**Problem description**
Without the pictures, give the records again exactly as they appear.

**Extracted information**
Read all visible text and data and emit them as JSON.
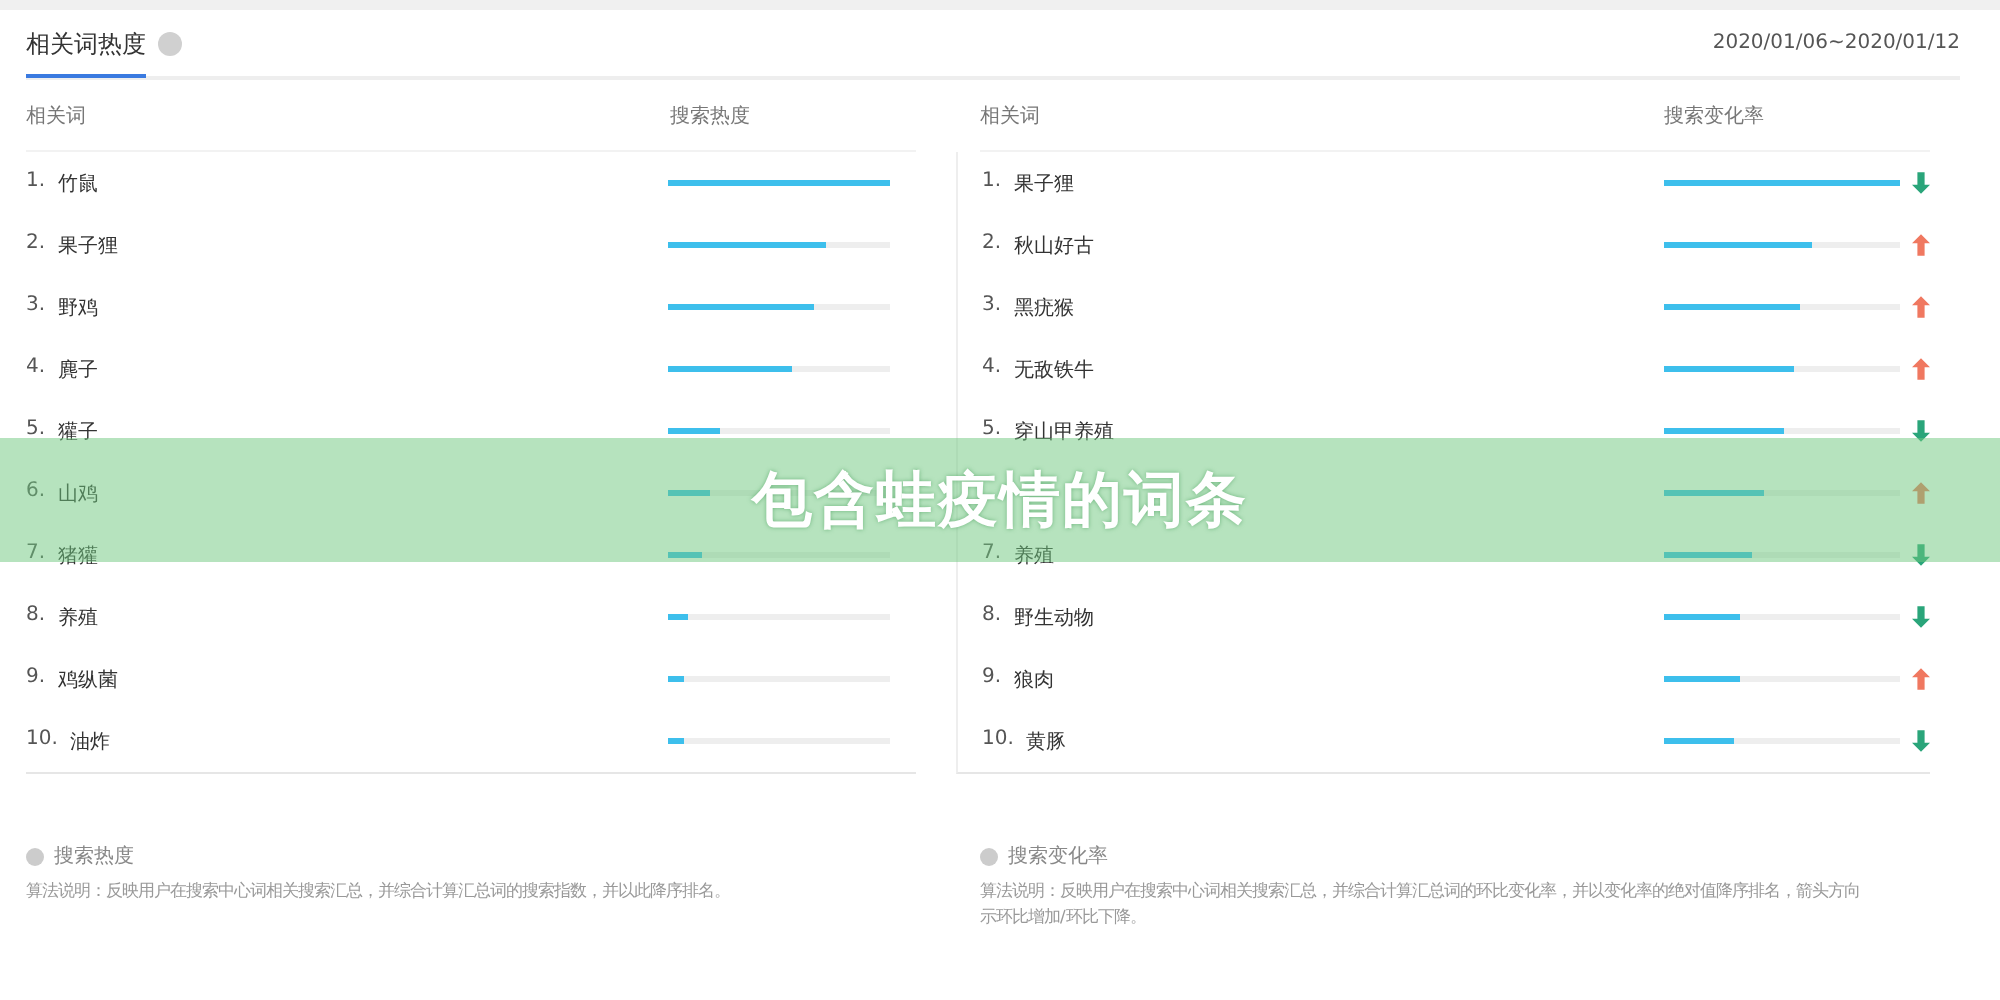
{
  "header": {
    "tab": {
      "label": "相关词热度",
      "selected": true
    },
    "date_range": "2020/01/06~2020/01/12"
  },
  "panels": [
    {
      "columns": [
        "相关词",
        "搜索热度"
      ],
      "rows": [
        {
          "rank": "1.",
          "word": "竹鼠",
          "level": 1.0
        },
        {
          "rank": "2.",
          "word": "果子狸",
          "level": 0.71
        },
        {
          "rank": "3.",
          "word": "野鸡",
          "level": 0.66
        },
        {
          "rank": "4.",
          "word": "麂子",
          "level": 0.56
        },
        {
          "rank": "5.",
          "word": "獾子",
          "level": 0.23
        },
        {
          "rank": "6.",
          "word": "山鸡",
          "level": 0.19
        },
        {
          "rank": "7.",
          "word": "猪獾",
          "level": 0.15
        },
        {
          "rank": "8.",
          "word": "养殖",
          "level": 0.09
        },
        {
          "rank": "9.",
          "word": "鸡纵菌",
          "level": 0.07
        },
        {
          "rank": "10.",
          "word": "油炸",
          "level": 0.07
        }
      ],
      "note": {
        "title": "搜索热度",
        "text": "算法说明：反映用户在搜索中心词相关搜索汇总，并综合计算汇总词的搜索指数，并以此降序排名。"
      }
    },
    {
      "columns": [
        "相关词",
        "搜索变化率"
      ],
      "rows": [
        {
          "rank": "1.",
          "word": "果子狸",
          "level": 1.0,
          "rising": false
        },
        {
          "rank": "2.",
          "word": "秋山好古",
          "level": 0.63,
          "rising": true
        },
        {
          "rank": "3.",
          "word": "黑疣猴",
          "level": 0.58,
          "rising": true
        },
        {
          "rank": "4.",
          "word": "无敌铁牛",
          "level": 0.55,
          "rising": true
        },
        {
          "rank": "5.",
          "word": "穿山甲养殖",
          "level": 0.51,
          "rising": false
        },
        {
          "level": 0.42,
          "rising": true
        },
        {
          "rank": "7.",
          "word": "养殖",
          "level": 0.37,
          "rising": false
        },
        {
          "rank": "8.",
          "word": "野生动物",
          "level": 0.32,
          "rising": false
        },
        {
          "rank": "9.",
          "word": "狼肉",
          "level": 0.32,
          "rising": true
        },
        {
          "rank": "10.",
          "word": "黄豚",
          "level": 0.3,
          "rising": false
        }
      ],
      "note": {
        "title": "搜索变化率",
        "text": "算法说明：反映用户在搜索中心词相关搜索汇总，并综合计算汇总词的环比变化率，并以变化率的绝对值降序排名，箭头方向",
        "text_2": "示环比增加/环比下降。"
      }
    }
  ],
  "banner": {
    "text": "包含蛙疫情的词条"
  }
}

**Solved exercise**
Read all visible text and data and emit them as JSON.
{
  "header": {
    "tab": {
      "label": "相关词热度",
      "selected": true
    },
    "date_range": "2020/01/06~2020/01/12"
  },
  "panels": [
    {
      "columns": [
        "相关词",
        "搜索热度"
      ],
      "rows": [
        {
          "rank": "1.",
          "word": "竹鼠",
          "level": 1.0
        },
        {
          "rank": "2.",
          "word": "果子狸",
          "level": 0.71
        },
        {
          "rank": "3.",
          "word": "野鸡",
          "level": 0.66
        },
        {
          "rank": "4.",
          "word": "麂子",
          "level": 0.56
        },
        {
          "rank": "5.",
          "word": "獾子",
          "level": 0.23
        },
        {
          "rank": "6.",
          "word": "山鸡",
          "level": 0.19
        },
        {
          "rank": "7.",
          "word": "猪獾",
          "level": 0.15
        },
        {
          "rank": "8.",
          "word": "养殖",
          "level": 0.09
        },
        {
          "rank": "9.",
          "word": "鸡纵菌",
          "level": 0.07
        },
        {
          "rank": "10.",
          "word": "油炸",
          "level": 0.07
        }
      ],
      "note": {
        "title": "搜索热度",
        "text": "算法说明：反映用户在搜索中心词相关搜索汇总，并综合计算汇总词的搜索指数，并以此降序排名。"
      }
    },
    {
      "columns": [
        "相关词",
        "搜索变化率"
      ],
      "rows": [
        {
          "rank": "1.",
          "word": "果子狸",
          "level": 1.0,
          "rising": false
        },
        {
          "rank": "2.",
          "word": "秋山好古",
          "level": 0.63,
          "rising": true
        },
        {
          "rank": "3.",
          "word": "黑疣猴",
          "level": 0.58,
          "rising": true
        },
        {
          "rank": "4.",
          "word": "无敌铁牛",
          "level": 0.55,
          "rising": true
        },
        {
          "rank": "5.",
          "word": "穿山甲养殖",
          "level": 0.51,
          "rising": false
        },
        {
          "level": 0.42,
          "rising": true
        },
        {
          "rank": "7.",
          "word": "养殖",
          "level": 0.37,
          "rising": false
        },
        {
          "rank": "8.",
          "word": "野生动物",
          "level": 0.32,
          "rising": false
        },
        {
          "rank": "9.",
          "word": "狼肉",
          "level": 0.32,
          "rising": true
        },
        {
          "rank": "10.",
          "word": "黄豚",
          "level": 0.3,
          "rising": false
        }
      ],
      "note": {
        "title": "搜索变化率",
        "text": "算法说明：反映用户在搜索中心词相关搜索汇总，并综合计算汇总词的环比变化率，并以变化率的绝对值降序排名，箭头方向",
        "text_2": "示环比增加/环比下降。"
      }
    }
  ],
  "banner": {
    "text": "包含蛙疫情的词条"
  }
}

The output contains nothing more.